O (Observation): What is the point of being a disciple? That one produces fruit for God and God’s Kingdom. How does one bear fruit? By being a branch connected to the vine – Jesus. How can one stay connected to the vine (and this bear fruit)? By remaining / abiding in Jesus, the vine!

So we are supposed to bear fruit and stay connected to Jesus.

Seems simple, but can be very hard.

A (Application): Over my studies of discipleship, I’ve come across a great illustration of remaining connected to the vine and also of producing fruit for God’s Kingdom.

First, a disclaimer: only because Christ makes it possible, can we produce fruit for the Kingdom. This devotion leans towards what we can do with salvation, and is not about how we earn salvation!

Second, the key to abiding and bearing fruit is to know that these two elements that seem like opposites belong on either sides of a pendulum swinging back and forth. On one side “Abide.” On the other side: “Bear Fruit.” (Annalternstive is Rest / Work.

An illustration: when I began serving the congregation I’m serving now, I drew the picture included in this devotion (see above). I asked them where the congregation felt they were on this pendulum. They mark the spot towards the work / bearing fruit side. The sentiment was: “we’ve got a pastor, so let’s get moving!”

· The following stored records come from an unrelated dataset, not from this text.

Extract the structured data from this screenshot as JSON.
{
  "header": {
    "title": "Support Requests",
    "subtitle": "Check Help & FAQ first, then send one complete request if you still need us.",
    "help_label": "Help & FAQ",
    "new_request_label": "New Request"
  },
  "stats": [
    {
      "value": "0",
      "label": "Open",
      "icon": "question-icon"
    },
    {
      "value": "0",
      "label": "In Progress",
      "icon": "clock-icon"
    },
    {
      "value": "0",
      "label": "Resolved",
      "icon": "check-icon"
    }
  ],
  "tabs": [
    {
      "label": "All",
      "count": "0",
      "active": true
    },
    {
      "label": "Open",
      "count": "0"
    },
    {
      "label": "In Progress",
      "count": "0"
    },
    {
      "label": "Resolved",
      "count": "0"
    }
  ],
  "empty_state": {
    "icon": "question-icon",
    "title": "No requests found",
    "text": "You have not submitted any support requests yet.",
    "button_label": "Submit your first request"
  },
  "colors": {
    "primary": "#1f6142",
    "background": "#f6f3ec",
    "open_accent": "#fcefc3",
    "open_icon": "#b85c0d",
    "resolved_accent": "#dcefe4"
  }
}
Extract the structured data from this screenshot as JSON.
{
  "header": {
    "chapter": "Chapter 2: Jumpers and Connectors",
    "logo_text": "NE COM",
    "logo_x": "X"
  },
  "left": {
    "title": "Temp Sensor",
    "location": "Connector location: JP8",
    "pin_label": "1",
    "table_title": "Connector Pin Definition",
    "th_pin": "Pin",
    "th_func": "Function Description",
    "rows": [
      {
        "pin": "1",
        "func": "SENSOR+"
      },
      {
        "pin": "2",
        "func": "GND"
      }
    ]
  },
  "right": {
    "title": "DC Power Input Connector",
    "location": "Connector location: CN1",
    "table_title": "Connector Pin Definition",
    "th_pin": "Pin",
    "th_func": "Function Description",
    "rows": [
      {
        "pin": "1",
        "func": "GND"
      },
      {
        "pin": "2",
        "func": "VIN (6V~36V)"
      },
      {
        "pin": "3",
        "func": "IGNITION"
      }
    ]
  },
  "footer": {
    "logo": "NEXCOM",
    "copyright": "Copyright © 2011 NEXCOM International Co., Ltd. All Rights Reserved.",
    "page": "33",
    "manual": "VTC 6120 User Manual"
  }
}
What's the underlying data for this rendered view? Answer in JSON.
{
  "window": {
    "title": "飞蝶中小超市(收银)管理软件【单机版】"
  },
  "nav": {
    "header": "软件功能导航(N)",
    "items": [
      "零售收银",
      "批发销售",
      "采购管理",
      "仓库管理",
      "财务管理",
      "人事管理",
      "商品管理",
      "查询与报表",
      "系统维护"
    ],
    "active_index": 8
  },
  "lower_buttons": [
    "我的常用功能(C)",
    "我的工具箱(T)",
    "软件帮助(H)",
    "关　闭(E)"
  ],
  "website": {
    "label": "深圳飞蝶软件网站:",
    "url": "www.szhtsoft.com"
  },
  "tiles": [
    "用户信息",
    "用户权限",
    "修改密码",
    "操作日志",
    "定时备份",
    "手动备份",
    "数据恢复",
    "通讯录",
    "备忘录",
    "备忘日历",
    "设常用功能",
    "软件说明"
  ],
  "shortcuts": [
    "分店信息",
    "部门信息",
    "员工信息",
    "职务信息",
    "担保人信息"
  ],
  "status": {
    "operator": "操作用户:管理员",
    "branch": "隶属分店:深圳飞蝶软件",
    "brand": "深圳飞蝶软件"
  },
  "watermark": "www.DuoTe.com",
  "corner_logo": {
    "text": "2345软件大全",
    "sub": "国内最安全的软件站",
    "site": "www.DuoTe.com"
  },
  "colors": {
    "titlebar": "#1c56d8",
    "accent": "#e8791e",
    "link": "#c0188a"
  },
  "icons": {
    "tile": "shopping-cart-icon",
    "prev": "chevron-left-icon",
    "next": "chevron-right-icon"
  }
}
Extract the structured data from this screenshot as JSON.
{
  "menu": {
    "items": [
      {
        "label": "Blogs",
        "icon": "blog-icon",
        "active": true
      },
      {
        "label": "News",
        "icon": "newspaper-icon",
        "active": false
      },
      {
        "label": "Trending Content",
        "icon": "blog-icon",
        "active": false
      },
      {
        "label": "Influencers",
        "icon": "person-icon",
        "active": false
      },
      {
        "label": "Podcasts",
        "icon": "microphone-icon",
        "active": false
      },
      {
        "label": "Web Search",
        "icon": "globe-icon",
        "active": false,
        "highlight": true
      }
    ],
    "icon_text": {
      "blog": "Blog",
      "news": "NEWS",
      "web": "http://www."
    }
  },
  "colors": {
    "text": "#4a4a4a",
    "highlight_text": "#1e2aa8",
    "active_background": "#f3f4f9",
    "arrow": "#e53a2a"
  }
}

Then I asked them: “When you make a new friend, or add a family member through marriage or birth, what do you typically do?” They all responded with remarks that belong to more of the abide/rest side of the pendulum swing. They realized that having a new pastor on board would mean that we would want to get to know one another and become one, before we started getting very active toward the bearing fruit side. We needed time to dwell together and be together.

Jesus knew when working with the disciples that they would experience times and seasons when they would need to simply remain in Christ and be one with Christ in order to be strengthened for the times when they would have to go and bear fruit.

This same sentiment holds true for you and me today.

If you are all work and no rest, you will burn out. If you are all rest and no work, you will not produce fruit. Imagine the pendulum swinging back-and-forth causing you to find rhythms of rest and work of abiding and bearing fruit.

How are those rhythms working for you these days? What is your daily rhythm? Your weekly rhythm? Your monthly or annual rhythms?

P (Prayer): Lord, you sustain by inviting us to abide in you. Help us also to bear fruit for you and your kingdom! Amen.

P.s. this concept and image comes from elements taught by 3D Ministries (3DM; https://3dmovements.com/)